Downtown’s planning agency, Civic San Diego, will see its spending soar astronomically in the months ahead as it prepares to break ground on big park projects, most notably the long-awaited East Village Green.

Wednesday, the agency’s budget committee signed off on the draft plan for fiscal 2020, which starts on July 1 and calls for total expenses of $27.8 million. The amount is $18.3 million more — and 193 percent greater — than costs for the prior year. The budget still needs to be approved by Civic’s full board of directors as well as City Council.

The bulk of the ballooning budget, or $21.2 million, is being allocated to projects that are all transitioning from the planning stage to the construction stage. Chief among the projects in the construction pipeline is East Village Green, the supersized downtown park proposed for the area between 13th, F, 15th and G streets.

The general plan for the park, which spans one regular city block and one double block, was approved by the city’s park and recreation board in 2015. The first phase consists of 2 acres of park improvements — multi-purpose lawn, off-leash dog park, community center, children’s playground — along with a paid underground parking garage with 185 spaces, two cafes and a number of other amenities meant to serve neighbors in the burgeoning Makers Quarter community.
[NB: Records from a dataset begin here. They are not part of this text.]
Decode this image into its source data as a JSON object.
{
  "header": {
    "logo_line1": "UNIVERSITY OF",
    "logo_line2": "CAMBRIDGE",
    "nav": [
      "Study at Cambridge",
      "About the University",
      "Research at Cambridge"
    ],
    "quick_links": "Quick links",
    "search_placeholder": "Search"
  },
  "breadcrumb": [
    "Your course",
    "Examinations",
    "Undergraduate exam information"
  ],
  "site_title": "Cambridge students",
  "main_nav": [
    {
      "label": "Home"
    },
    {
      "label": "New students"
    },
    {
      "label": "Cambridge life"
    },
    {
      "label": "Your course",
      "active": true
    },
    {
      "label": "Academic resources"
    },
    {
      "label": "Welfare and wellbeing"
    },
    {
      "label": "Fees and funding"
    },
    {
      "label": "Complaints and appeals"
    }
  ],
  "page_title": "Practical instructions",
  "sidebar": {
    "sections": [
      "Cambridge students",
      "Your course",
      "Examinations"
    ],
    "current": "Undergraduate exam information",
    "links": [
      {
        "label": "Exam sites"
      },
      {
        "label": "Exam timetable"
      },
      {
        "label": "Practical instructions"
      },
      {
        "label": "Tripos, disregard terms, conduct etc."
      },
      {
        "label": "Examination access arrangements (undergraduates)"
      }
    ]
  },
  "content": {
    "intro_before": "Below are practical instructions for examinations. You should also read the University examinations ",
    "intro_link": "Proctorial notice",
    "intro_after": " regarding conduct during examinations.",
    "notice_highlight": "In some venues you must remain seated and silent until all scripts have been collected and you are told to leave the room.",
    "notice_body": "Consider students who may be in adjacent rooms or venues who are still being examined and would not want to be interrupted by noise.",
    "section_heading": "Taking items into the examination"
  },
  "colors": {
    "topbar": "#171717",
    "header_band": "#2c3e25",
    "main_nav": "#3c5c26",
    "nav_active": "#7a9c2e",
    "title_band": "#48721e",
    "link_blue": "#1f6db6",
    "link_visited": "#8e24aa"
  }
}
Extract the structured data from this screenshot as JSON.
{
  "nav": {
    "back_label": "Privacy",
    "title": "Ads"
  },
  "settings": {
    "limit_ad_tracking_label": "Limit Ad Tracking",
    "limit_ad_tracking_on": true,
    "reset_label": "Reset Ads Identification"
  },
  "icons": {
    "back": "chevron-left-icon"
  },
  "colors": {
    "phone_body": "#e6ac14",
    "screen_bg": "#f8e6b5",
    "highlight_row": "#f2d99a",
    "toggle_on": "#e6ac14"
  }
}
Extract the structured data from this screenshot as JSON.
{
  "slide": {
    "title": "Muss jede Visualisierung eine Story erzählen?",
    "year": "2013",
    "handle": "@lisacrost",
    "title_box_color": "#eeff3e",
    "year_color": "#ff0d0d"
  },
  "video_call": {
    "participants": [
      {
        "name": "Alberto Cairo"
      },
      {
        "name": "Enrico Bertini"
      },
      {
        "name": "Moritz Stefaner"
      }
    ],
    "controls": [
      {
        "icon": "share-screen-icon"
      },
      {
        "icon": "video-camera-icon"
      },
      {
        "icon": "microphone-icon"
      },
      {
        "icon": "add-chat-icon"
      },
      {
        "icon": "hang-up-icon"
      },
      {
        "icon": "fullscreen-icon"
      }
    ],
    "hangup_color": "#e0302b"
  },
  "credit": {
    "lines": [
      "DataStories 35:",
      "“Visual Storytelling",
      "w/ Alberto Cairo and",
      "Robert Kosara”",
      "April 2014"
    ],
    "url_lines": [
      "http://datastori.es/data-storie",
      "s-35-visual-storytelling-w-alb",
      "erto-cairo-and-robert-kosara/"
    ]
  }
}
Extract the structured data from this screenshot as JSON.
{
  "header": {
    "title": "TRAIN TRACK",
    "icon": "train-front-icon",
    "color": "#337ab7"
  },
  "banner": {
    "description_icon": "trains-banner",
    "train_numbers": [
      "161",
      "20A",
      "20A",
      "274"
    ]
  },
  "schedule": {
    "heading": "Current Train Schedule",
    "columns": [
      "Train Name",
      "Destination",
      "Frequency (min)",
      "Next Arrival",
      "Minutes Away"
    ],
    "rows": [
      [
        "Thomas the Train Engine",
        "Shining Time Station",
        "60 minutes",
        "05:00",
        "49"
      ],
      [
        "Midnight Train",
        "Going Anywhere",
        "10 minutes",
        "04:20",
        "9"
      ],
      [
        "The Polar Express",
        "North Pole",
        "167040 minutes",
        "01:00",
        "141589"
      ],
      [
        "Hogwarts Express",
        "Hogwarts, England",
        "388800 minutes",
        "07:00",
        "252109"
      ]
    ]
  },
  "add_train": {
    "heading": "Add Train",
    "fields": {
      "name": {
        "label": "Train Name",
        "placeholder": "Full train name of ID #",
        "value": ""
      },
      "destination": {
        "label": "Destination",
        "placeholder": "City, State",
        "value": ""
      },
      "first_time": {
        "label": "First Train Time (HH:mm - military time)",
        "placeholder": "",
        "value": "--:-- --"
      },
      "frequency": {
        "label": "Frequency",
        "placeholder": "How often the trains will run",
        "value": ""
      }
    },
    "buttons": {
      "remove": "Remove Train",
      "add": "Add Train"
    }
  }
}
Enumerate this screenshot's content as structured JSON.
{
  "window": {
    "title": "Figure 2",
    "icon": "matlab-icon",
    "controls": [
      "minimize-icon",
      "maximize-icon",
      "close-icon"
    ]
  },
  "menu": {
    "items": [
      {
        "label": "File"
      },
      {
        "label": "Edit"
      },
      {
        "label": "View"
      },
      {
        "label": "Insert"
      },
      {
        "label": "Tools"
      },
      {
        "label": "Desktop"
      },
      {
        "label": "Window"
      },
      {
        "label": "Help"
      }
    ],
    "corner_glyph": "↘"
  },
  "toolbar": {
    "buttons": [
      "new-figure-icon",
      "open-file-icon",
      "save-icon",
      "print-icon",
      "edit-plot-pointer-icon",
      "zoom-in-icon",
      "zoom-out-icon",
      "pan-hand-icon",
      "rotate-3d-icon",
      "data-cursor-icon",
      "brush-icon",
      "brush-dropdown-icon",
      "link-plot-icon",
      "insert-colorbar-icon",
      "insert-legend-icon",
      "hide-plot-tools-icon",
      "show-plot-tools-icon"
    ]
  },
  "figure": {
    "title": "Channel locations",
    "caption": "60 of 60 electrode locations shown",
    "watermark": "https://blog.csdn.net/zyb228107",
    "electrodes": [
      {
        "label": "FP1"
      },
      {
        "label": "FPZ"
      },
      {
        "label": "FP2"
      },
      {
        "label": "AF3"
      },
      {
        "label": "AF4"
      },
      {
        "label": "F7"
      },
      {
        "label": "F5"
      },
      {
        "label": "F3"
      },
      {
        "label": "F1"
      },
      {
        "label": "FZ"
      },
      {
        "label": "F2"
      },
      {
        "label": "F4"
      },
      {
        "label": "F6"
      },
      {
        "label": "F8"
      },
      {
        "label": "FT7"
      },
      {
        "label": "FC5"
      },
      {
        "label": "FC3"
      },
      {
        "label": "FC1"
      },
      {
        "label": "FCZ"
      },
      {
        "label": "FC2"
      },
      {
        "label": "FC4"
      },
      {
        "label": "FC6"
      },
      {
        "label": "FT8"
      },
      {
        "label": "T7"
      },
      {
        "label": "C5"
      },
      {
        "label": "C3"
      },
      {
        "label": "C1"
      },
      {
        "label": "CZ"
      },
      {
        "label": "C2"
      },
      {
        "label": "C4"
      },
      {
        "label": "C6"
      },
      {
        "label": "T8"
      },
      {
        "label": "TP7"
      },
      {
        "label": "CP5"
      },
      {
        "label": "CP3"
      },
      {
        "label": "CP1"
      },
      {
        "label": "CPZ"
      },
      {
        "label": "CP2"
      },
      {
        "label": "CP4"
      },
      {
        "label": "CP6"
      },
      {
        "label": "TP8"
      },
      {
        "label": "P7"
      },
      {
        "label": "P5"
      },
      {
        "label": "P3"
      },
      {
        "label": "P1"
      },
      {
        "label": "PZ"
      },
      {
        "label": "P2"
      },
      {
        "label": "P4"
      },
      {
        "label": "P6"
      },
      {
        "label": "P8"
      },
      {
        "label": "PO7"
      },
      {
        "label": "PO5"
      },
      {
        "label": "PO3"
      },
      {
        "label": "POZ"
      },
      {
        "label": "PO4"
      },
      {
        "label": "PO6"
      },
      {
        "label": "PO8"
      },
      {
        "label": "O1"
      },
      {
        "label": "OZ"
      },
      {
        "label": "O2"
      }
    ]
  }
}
Though once anticipated to open in 2018, the park is just now gearing up for development. The original time table proved overly aggressive given the complexities of building a park above a parking garage, said Brad Richter, the vice president of planning for Civic San Diego. As it stands, consultant group The Office of James Burnett, hired by Civic in February 2017, is in the process of finalizing construction documents.

“We will be bringing the final project to City Council in a couple of months to authorize us to go out to bid and award the construction contract,” Richter said.

If all goes as planned, the city will break ground on East Village Green in the fall with a two-year construction timeline. It is expected to cost $46 million in total, though exact budget allocations have yet to be determined. The agency will use around $30 million in collected developer impact fees to pay for most of the project.

Aside from the park, Civic San Diego expects to start construction on upgrades to Children’s Park in fiscal 2020. The downtown park, located across from the Convention Center at 101 Island Ave., is getting a number of improvements, including more kid-friendly play areas, an off-leash dog park and better lighting.

Otherwise, the agency’s anticipated expenses are in line with the previous year. Personnel expenses in fiscal 2020 are budgeted at $4.5 million versus $4.6 million in the prior year. Non-personnel expenses, meanwhile, are expected to grow by $105,000 to just over $2 million due to an increase in the agency’s office rent.

Civic San Diego budget committee members voted unanimously to approve the agency’s fiscal 2020 budget. The full board of directors will take up the matter on March 27.